By Merabeth Steffen
OSU Ext. master gardener volunteer
Astrantia, commonly known as masterwort, is a perennial that would be at home in any cottage garden. Hardy in zones 5-7, it grows in mounded clumps 12 to 18 inches tall with blooms adding another 12 inches of height. Bloom colors include white, pink, purple or dark red, depending on the cultivar.
The leaves are 3-6 inches long and palmate,, with toothed and deeply divided lobes. The foliage is a medium green that lasts throughout the growing season and dies back after frost.
Astrantia are in the carrot family, but the bloom is different from the typical umbel produced by other members of the Apiaceae family. The 1- to 1 Ω- inch blooms consist of many tiny, tightly packed flowers surrounded by 19-20 papery bracts (colored leaves) of the same color. The star-like appearance of the flower would explain the name astrantia; it is Greek for aster or star.
Masterworts bloom in summer, and if conditions are favorable, may continue into fall. Deadheading may encourage more bloom. As cut flowers they can last 10-14 days. Because they are actually leaves, the bracts remain long after the flower has finished its bloom. This characteristic makes Astrantia suitable for use in dried arrangements.

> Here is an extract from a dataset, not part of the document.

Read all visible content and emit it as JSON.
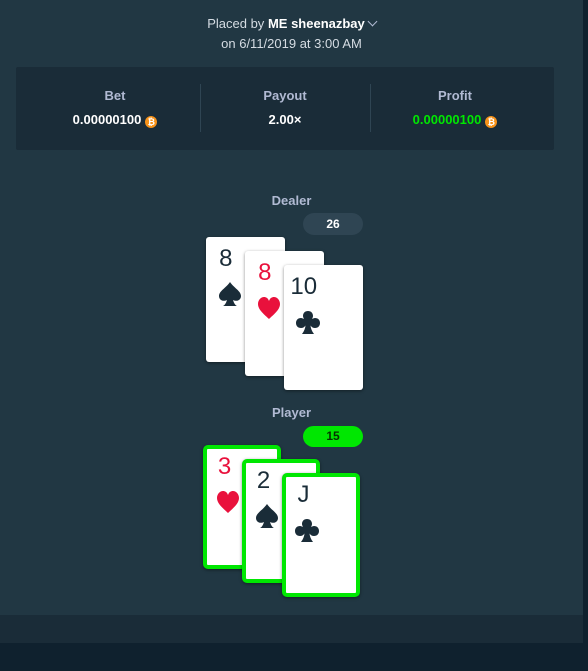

Rich, moist, but well drained soil with a neutral pH in part shade is where Astrantia prefers to grow. Morning sun is best, with dappled shade the rest of the day. They are ideal planted streamside, in open woodlands or in a mixed perennial border. Plant them along a garden path where the detail in their flowers is easy to see.
To propagate, clumps of masterwort can be divided in early spring or fall. They will also reseed, but be aware that seedlings of hybrids will not be true to the parent plant. If planting seed, it should be done in fall since the seed needs two to three months of cold stratification to germinate. I have allowed my plants to reseed and my patch of Astrantia continues to expand.
Astrantia are native to Switzerland and Austria and are often grown in European gardens. Until the 1990s when Dutch breeders developed new selections, they were rarely used in U.S. gardens. I became familiar with them by reading about them in British gardening magazines. Today, a variety of cultivars are readily available through U.S. nurseries.
Masterworts combine well with other shade and moisture-loving plants such as ligularia, astilbe and ferns. Mine are planted near a clump of yellow alliums, a colorful contrast to my mauve Astrantia. They also grow in the shade of a red maple notorious for sucking the ground dry during periods of low rainfall. I keep them well mulched and water occasionally and they seem to do just fine.
For photos and more information, including a list of cultivars go to: http://go.osu.edu/astrantia.